Good looks in men versus money and power
Hi Miss Love Lab,
Before I ask my question, I just wanted to comment on how lovely you look in your picture on the Ask Love Lab page!
That being said, I was curious about your thoughts on why women who may be allured by a man’s money or power, can seem almost equally or even more so swayed merely by a man’s good looks? Especially in the case when said man has no other resources, including of course, any wealth or power. I have seen some of my closest girlfriends go nuts over a guy just because he had a gorgeous face (or even one that was merely attractive), and most of them also usually shunned men who had other highly desirable attributes, such as high intellect, worldly success, and even (gasp) status. If you can shed any light on this matter, it would be much appreciated!
Thank you so much for your compliment.
Now to answer your question, I’d like to point out that beauty is not only in the eyes of the beholder. Humans are conditioned to find certain types of traits ‘beautiful’ cross culturally. Certainly, there are geographical and decade-specific variations (TE’s example of the chubbier women) but even that can be boiled down to biological reasons for the most part (in those times chubbier women were of higher status since they could afford to lead more sedentary lifestyles and were more well fed). Nonetheless, there are enduring qualities which human beings respond to (even babies!). To name a few: bilateral symmetry (left side closely matching the right side), closeness to the .7 hip to waist ratio in women (similar in Marylin Monroe and Kate Moss despite their seemingly different body types), well developed cheekbones in both men and women, full lips in women, developed jaw bone in men, healthy skin in both men and women.
Kate Moss: wide hips, small waist
Most of these traits are determined by the amount of sex hormones we produce (specifically the ratio of the sex hormones) which lead to the development of sexually dimorphic traits during puberty. They signify fertility in women and virility in men; they also signify general fitness in both men and women (health related traits like good skin).

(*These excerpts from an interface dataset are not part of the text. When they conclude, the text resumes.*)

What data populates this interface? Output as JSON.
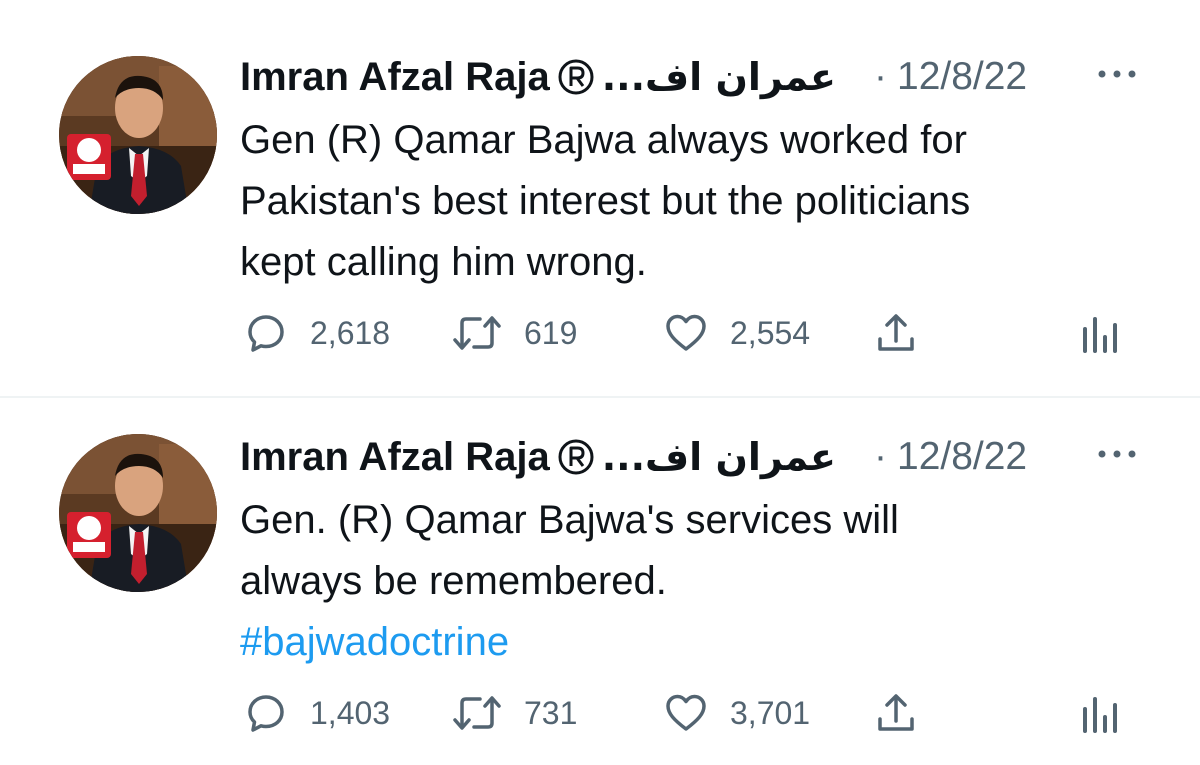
{
  "tweets": [
    {
      "author": {
        "name": "Imran Afzal Raja",
        "badge": "®",
        "urdu_name": "عمران اف...",
        "avatar": "profile-photo"
      },
      "date": "12/8/22",
      "separator": "·",
      "text_lines": [
        "Gen (R) Qamar Bajwa always worked for",
        "Pakistan's best interest but the politicians",
        "kept calling him wrong."
      ],
      "hashtag": "",
      "stats": {
        "replies": "2,618",
        "retweets": "619",
        "likes": "2,554"
      }
    },
    {
      "author": {
        "name": "Imran Afzal Raja",
        "badge": "®",
        "urdu_name": "عمران اف...",
        "avatar": "profile-photo"
      },
      "date": "12/8/22",
      "separator": "·",
      "text_lines": [
        "Gen. (R) Qamar Bajwa's services will",
        "always be remembered."
      ],
      "hashtag": "#bajwadoctrine",
      "stats": {
        "replies": "1,403",
        "retweets": "731",
        "likes": "3,701"
      }
    }
  ],
  "icons": {
    "reply": "reply-icon",
    "retweet": "retweet-icon",
    "like": "heart-icon",
    "share": "share-icon",
    "analytics": "analytics-icon",
    "more": "more-icon"
  },
  "colors": {
    "text": "#0f1419",
    "muted": "#536471",
    "link": "#1d9bf0",
    "divider": "#eff3f4"
  }
}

For both men and women, the ultimate goal is successful reproduction (that means good genes being passed on and ensuring that the young have sufficient resources to develop until independent). Men and women use different strategies to achieve this, with women having the additional need for resources since they are generally the ones who wind up rearing the young. Although both sexes strive to mate with good genes, women have developed a DUAL MATING strategy to ensure that whatever young they produce they will be able to survive into adulthood. This dual mating strategy is partly possible through the female’s ability to hide her estrus (so men generally do not know when we are ovulating). We have developed an extended sexuality, having nonconceptual sex (sex not leading to conception) throughout our menstrual cycle. One possible explanation for this is that this strategy allows us to secure material benefits from partners who stick around in hopes of impregnating us. Also, they may stick around in hopes of ensuring that other men will not copulate with us and thus confuse parenting.